(Task goal) Work through the data below and give the number of lines holding "phone", nothing more.

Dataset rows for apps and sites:
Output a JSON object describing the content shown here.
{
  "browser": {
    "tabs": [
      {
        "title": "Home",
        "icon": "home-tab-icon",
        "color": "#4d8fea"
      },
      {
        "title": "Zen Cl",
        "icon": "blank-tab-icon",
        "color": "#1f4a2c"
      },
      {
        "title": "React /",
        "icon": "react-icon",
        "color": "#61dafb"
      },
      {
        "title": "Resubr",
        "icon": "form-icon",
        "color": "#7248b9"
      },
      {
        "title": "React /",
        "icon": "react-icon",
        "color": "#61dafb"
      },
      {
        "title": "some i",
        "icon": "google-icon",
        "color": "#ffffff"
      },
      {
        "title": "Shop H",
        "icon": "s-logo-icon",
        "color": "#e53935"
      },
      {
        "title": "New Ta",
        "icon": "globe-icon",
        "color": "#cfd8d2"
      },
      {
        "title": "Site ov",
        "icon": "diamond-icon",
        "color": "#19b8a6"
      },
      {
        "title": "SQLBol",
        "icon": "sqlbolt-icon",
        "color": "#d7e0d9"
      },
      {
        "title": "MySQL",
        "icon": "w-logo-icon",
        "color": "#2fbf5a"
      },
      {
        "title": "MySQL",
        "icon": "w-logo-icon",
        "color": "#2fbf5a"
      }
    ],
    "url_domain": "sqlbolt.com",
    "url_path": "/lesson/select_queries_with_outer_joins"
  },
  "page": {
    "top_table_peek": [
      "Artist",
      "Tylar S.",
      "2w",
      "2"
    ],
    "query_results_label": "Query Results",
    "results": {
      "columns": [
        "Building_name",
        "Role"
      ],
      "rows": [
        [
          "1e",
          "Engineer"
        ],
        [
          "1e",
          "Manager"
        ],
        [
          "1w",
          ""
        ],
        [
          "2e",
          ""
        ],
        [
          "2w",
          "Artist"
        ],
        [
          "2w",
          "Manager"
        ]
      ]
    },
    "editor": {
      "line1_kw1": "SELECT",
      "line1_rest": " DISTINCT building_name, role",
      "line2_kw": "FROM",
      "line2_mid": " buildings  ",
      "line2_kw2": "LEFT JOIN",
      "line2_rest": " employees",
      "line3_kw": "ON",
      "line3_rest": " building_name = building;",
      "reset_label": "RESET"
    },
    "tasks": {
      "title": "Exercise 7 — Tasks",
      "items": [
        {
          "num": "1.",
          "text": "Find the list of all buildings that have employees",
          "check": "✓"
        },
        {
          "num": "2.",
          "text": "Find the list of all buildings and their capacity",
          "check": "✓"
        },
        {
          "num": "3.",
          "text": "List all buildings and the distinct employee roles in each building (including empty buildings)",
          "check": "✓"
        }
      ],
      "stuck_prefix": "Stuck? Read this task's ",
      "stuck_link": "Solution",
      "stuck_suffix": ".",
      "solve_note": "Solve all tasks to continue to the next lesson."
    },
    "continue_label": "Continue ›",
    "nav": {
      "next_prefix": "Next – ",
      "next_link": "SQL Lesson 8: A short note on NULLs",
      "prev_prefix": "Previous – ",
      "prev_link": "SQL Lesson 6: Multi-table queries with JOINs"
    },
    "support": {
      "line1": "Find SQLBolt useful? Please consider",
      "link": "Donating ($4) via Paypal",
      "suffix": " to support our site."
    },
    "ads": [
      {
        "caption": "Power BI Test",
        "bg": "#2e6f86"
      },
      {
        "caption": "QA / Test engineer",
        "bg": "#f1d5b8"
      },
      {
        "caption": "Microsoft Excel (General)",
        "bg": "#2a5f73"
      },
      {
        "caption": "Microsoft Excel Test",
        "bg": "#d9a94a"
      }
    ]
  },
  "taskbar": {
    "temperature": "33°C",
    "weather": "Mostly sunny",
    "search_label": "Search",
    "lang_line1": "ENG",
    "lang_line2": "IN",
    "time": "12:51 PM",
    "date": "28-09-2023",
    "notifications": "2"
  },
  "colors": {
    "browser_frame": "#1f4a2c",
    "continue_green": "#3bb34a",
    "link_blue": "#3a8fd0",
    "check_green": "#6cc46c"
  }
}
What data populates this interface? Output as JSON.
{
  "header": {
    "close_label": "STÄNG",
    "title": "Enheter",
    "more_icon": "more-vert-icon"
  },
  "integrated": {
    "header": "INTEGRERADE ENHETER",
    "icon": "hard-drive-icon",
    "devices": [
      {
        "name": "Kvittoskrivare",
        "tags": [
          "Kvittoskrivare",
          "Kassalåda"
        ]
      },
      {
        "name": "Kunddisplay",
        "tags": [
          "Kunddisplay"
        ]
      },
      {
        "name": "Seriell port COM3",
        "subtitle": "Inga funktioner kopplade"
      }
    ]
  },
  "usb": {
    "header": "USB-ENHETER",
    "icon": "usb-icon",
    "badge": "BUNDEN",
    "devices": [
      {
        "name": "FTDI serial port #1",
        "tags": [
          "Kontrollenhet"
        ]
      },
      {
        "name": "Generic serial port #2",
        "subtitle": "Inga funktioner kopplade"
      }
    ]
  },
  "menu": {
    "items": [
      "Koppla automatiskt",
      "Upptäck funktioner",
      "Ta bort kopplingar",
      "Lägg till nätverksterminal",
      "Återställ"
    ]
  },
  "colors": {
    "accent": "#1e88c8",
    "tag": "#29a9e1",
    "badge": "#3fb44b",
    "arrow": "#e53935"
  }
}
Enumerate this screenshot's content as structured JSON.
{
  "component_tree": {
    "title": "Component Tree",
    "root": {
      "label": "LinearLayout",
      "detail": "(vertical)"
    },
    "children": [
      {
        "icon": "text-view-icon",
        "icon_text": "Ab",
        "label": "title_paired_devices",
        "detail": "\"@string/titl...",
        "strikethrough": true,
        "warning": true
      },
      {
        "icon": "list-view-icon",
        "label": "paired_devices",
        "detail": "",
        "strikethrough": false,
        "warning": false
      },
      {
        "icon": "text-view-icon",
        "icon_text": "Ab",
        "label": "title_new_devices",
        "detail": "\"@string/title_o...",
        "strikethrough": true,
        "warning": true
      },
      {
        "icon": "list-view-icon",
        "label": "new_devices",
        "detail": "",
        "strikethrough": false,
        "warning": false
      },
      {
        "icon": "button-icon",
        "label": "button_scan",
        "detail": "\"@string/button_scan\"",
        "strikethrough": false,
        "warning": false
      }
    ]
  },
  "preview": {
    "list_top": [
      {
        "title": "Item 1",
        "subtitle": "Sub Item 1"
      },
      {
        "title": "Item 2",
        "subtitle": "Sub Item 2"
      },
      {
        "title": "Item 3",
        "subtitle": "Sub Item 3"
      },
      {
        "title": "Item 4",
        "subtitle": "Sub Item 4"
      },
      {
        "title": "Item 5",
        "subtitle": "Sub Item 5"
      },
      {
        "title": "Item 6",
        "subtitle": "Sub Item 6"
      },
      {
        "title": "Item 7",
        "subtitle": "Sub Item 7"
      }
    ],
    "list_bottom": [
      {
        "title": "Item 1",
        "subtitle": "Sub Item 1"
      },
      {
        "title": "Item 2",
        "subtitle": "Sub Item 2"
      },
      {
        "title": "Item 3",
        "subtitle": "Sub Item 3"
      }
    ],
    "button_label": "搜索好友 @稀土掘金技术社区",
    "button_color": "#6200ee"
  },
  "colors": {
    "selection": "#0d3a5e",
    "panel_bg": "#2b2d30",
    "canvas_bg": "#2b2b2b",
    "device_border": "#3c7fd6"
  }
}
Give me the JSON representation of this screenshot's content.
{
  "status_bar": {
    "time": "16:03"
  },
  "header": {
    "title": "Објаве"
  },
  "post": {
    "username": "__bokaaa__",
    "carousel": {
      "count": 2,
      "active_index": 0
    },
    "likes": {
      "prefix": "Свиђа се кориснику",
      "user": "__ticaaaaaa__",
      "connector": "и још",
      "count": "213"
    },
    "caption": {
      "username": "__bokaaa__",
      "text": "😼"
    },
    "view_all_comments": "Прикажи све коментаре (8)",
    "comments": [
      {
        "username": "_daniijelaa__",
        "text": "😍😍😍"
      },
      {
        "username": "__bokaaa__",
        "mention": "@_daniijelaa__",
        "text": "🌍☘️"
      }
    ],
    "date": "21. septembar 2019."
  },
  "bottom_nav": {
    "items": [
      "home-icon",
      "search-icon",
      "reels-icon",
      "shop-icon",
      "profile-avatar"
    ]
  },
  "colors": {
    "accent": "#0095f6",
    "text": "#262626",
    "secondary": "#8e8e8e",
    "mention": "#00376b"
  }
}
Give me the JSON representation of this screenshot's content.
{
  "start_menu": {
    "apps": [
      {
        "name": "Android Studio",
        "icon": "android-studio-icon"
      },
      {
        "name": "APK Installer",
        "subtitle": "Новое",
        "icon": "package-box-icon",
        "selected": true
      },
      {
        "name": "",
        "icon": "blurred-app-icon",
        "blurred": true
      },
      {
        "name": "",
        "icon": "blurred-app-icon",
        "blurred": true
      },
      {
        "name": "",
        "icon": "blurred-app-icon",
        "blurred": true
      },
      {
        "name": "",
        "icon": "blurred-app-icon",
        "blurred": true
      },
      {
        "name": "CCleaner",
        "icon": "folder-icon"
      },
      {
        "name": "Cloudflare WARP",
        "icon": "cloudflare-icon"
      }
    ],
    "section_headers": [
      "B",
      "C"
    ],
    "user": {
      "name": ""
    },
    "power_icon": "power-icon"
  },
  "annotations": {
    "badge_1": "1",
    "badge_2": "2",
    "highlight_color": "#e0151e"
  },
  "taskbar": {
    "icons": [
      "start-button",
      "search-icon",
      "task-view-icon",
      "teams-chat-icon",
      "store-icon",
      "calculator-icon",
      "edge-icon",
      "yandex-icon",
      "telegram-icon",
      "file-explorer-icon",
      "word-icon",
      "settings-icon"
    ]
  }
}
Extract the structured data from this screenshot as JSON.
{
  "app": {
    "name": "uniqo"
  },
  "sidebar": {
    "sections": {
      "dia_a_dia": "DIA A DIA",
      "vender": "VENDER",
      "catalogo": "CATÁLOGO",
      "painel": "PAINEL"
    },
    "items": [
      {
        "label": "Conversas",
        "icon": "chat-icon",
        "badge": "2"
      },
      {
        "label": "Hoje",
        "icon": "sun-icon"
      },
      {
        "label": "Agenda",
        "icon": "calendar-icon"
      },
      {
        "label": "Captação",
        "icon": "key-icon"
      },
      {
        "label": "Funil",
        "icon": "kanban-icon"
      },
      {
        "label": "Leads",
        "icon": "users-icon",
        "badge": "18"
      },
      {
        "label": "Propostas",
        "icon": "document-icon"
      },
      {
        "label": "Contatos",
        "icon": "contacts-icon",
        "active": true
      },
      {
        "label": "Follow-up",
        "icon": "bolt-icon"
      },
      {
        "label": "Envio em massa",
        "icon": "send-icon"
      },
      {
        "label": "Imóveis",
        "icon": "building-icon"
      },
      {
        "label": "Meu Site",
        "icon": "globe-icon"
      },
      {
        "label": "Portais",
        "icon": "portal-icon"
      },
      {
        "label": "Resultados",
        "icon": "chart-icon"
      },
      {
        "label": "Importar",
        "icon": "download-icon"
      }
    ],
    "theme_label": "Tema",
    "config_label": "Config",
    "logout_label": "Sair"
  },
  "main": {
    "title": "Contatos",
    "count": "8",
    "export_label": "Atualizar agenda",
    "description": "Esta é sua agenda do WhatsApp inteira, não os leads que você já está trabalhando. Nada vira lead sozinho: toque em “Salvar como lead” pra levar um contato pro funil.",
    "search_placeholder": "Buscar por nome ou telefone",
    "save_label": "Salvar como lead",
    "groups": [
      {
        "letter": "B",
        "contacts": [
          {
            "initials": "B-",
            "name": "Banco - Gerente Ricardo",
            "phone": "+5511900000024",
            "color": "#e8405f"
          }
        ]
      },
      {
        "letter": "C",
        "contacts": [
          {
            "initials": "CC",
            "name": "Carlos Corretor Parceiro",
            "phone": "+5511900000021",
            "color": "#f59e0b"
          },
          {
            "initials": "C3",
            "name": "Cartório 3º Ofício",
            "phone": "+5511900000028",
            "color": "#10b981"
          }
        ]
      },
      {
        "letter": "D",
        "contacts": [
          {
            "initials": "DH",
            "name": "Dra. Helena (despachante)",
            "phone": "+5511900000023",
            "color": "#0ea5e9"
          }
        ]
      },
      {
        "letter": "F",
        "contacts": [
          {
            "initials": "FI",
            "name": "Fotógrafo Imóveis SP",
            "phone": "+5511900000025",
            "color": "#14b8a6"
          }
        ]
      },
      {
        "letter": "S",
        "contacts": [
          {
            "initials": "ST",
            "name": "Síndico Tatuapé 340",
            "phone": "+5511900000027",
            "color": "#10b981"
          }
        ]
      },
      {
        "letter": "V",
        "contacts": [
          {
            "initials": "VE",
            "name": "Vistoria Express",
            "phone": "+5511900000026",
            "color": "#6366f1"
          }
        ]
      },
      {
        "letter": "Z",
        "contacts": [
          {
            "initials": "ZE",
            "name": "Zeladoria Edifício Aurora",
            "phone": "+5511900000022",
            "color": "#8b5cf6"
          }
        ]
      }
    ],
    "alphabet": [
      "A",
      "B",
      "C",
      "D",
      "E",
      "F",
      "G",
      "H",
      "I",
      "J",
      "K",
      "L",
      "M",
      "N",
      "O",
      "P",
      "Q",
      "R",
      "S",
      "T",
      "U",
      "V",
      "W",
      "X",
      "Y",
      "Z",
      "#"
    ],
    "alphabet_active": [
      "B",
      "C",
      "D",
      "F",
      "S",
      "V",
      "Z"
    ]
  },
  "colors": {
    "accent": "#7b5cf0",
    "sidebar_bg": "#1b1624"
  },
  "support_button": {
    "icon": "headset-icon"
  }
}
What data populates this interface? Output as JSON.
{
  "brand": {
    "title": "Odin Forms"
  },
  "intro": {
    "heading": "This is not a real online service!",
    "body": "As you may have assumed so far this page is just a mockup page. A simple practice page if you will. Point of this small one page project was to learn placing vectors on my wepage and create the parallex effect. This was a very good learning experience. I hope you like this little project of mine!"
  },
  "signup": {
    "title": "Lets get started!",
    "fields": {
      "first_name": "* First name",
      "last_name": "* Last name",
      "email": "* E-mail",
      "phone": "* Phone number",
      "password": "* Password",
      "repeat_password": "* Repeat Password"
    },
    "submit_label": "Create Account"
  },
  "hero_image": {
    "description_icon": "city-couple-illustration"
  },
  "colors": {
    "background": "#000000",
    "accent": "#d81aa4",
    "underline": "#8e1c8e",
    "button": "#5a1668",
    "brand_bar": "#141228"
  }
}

(Exercise output) 9